From Josef Bruno Magdalena
Philada. March the 20th. 1813.
My pressing circunstances induce me to trespass upon your goodness with the most intreating request, that your Excellency may take the trouble to be informed of the annexed copy of letter & documents which I sent in October last to Mr. Munroe, and of which I receive no answer yet.1
As the motives for which I did adress myself then to the Secretary of State of the United States, increase every day, I do not think to deceive myself, Sir, when I trust in your goodness for such relief, as may be consistent with justice, & with the propriety of your hightest Character. With the greatest respect I have the honor to be Sir. Your Excellency most obt. & humble Servt
Josef Bruno Magdalena
RC (DNA: RG 59, NFL, Spain).

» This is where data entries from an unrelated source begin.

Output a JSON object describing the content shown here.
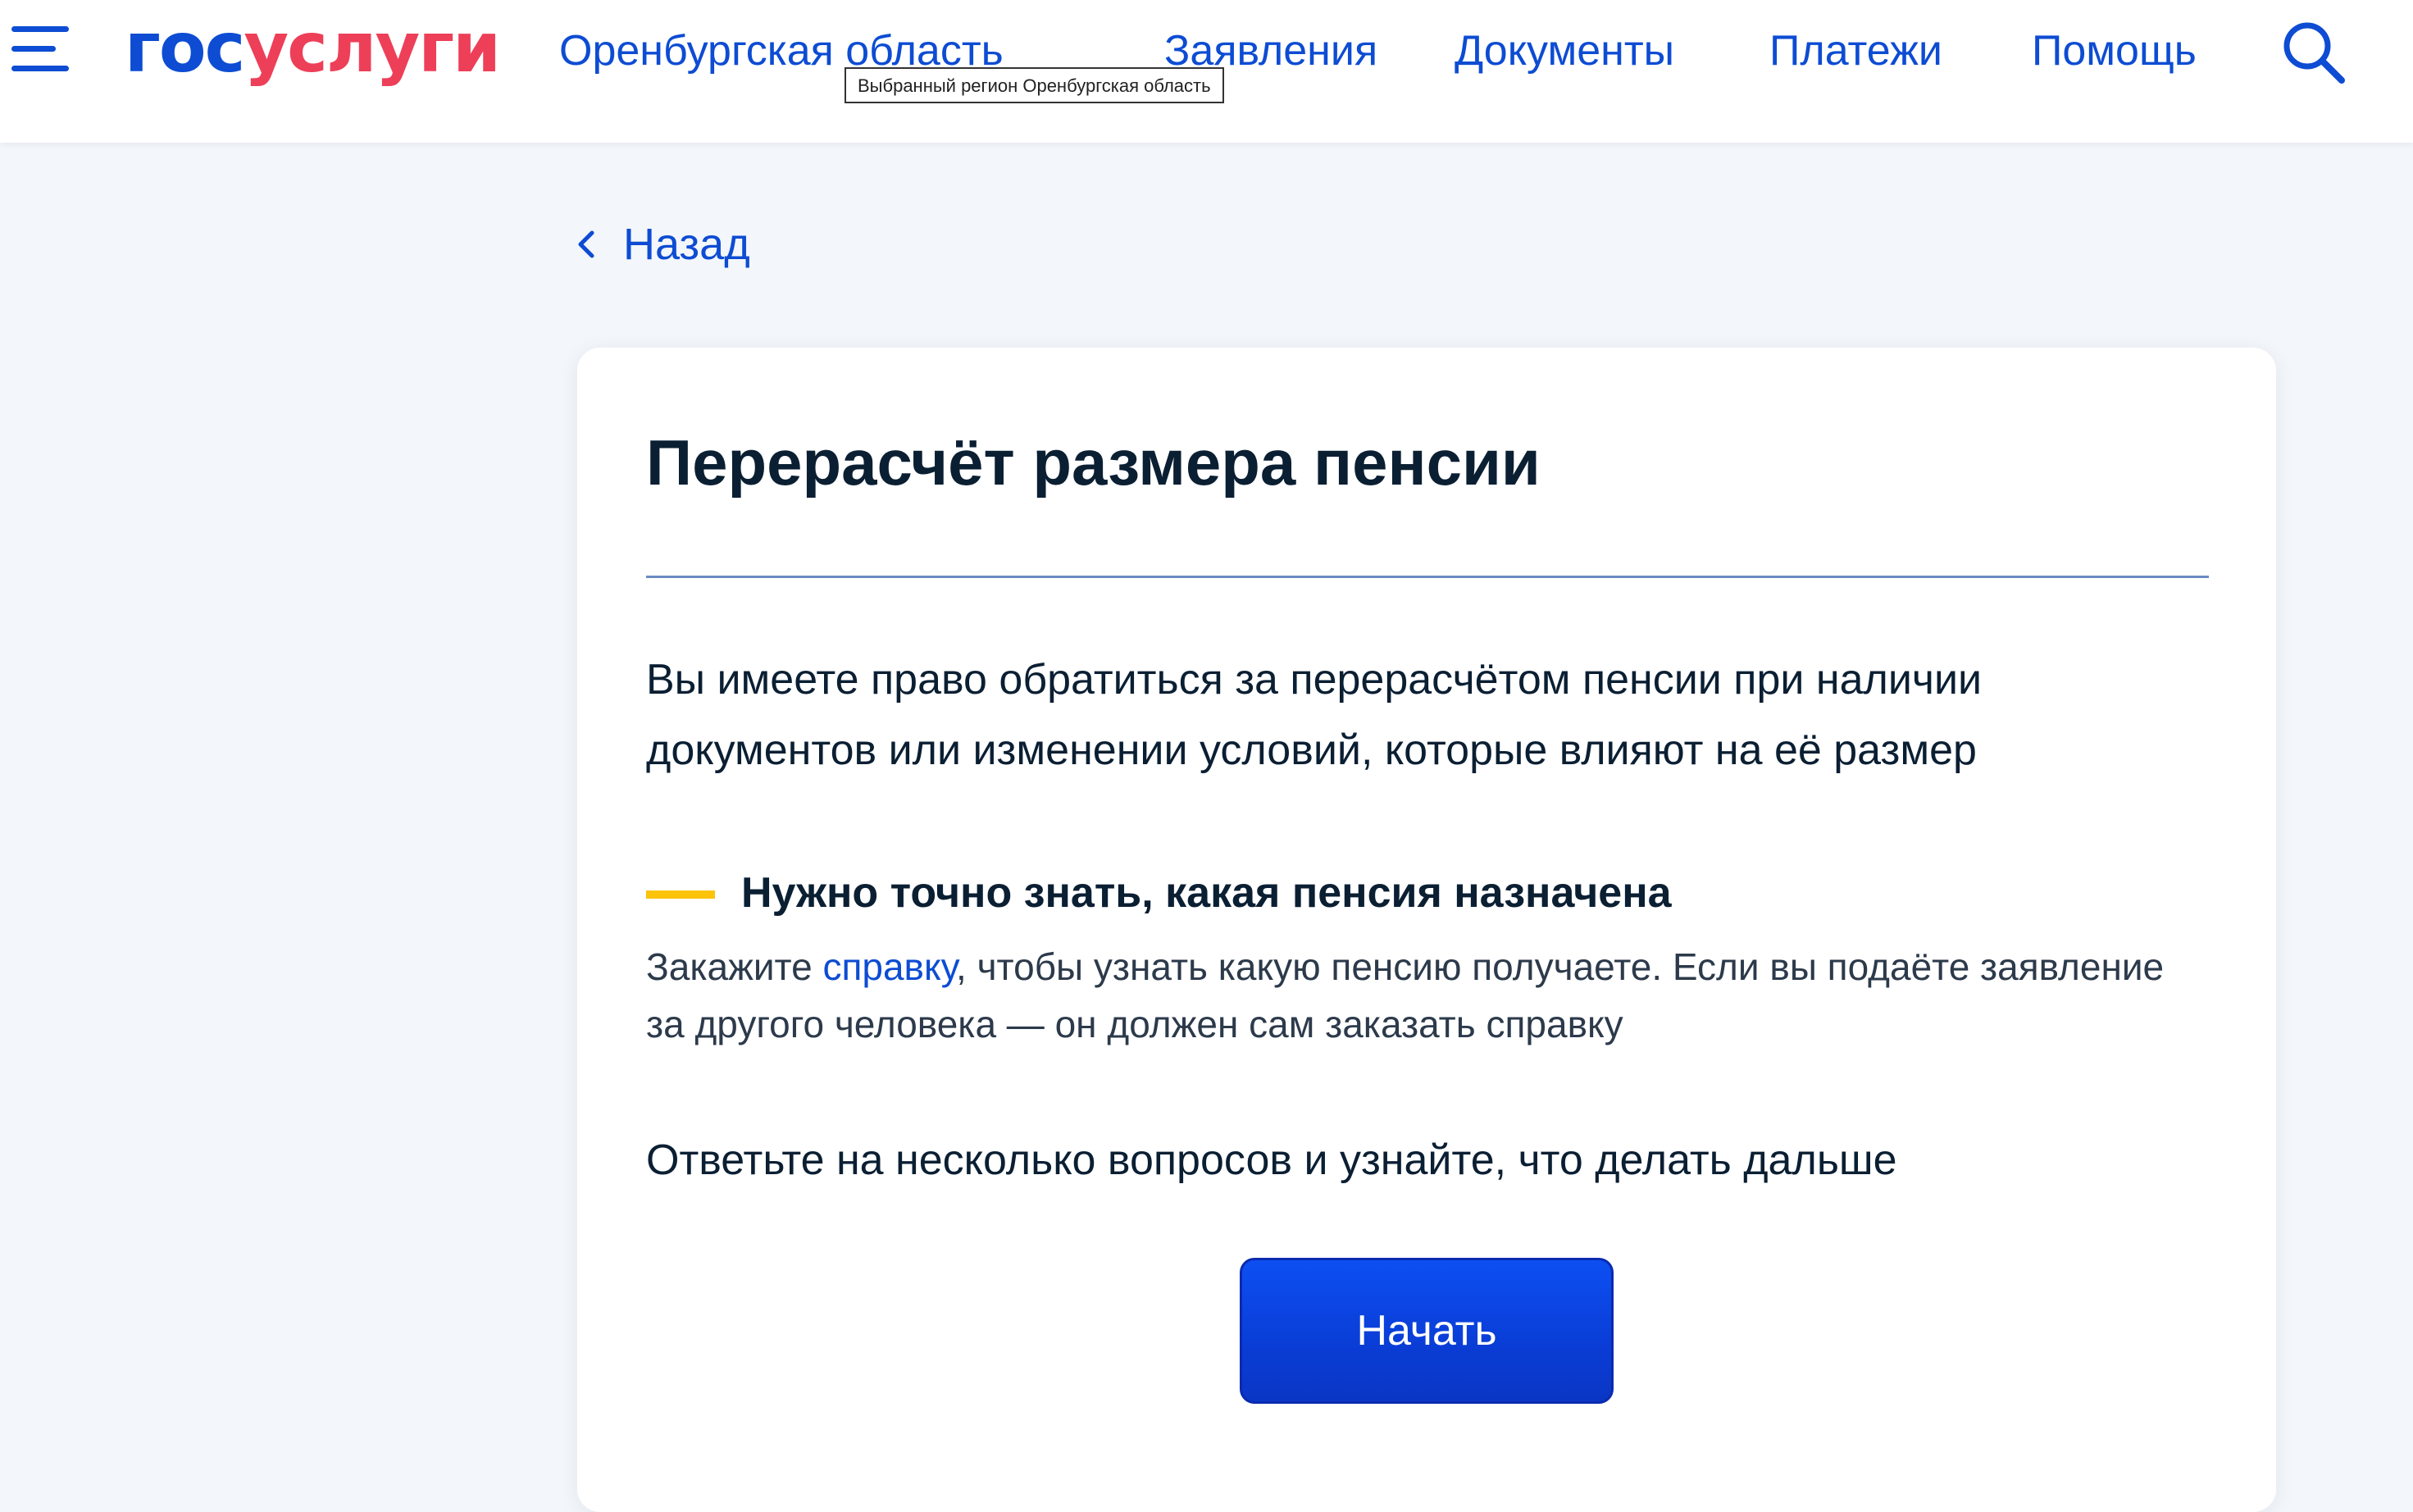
{
  "header": {
    "logo": {
      "part1": "гос",
      "part2": "услуги",
      "color_part1": "#0d4cd3",
      "color_part2": "#ee3f58"
    },
    "menu_icon": "hamburger-menu-icon",
    "region_link": "Оренбургская область",
    "region_tooltip": "Выбранный регион Оренбургская область",
    "nav": {
      "applications": "Заявления",
      "documents": "Документы",
      "payments": "Платежи",
      "help": "Помощь"
    },
    "search_icon": "search-icon"
  },
  "back": {
    "label": "Назад",
    "icon": "chevron-left-icon"
  },
  "card": {
    "title": "Перерасчёт размера пенсии",
    "intro": "Вы имеете право обратиться за перерасчётом пенсии при наличии документов или изменении условий, которые влияют на её размер",
    "notice": {
      "title": "Нужно точно знать, какая пенсия назначена",
      "text_before": "Закажите ",
      "link": "справку",
      "text_after": ", чтобы узнать какую пенсию получаете. Если вы подаёте заявление за другого человека — он должен сам заказать справку",
      "accent_color": "#fcc30b"
    },
    "prompt": "Ответьте на несколько вопросов и узнайте, что делать дальше",
    "start_button": "Начать"
  },
  "colors": {
    "primary": "#0d4cd3",
    "text": "#0b1f33",
    "background": "#f3f6fa"
  }
}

1. Magdalena had written to James Monroe on 13 Oct. 1812 (3 pp.; DNA: RG 59, NFL, Spain) enclosing documents (3 pp.) supporting his claim that on account of his official character in the Spanish legation, he had been exonerated by Alexander James Dallas in 1808 from “the performance of civil or military duties, & from the payment of taxes.” He had subsequently received orders to report to Saxony, but having no funds of his own nor a salary from the Spanish government, was compelled to remain near Philadelphia and earn his living “by cultivating flower roots, for sale, as a botanical gardiner.” Despite these circumstances, Magdalena still considered his diplomatic appointment valid and hoped that under the law of nations his exemption from payment of taxes and military service would continue.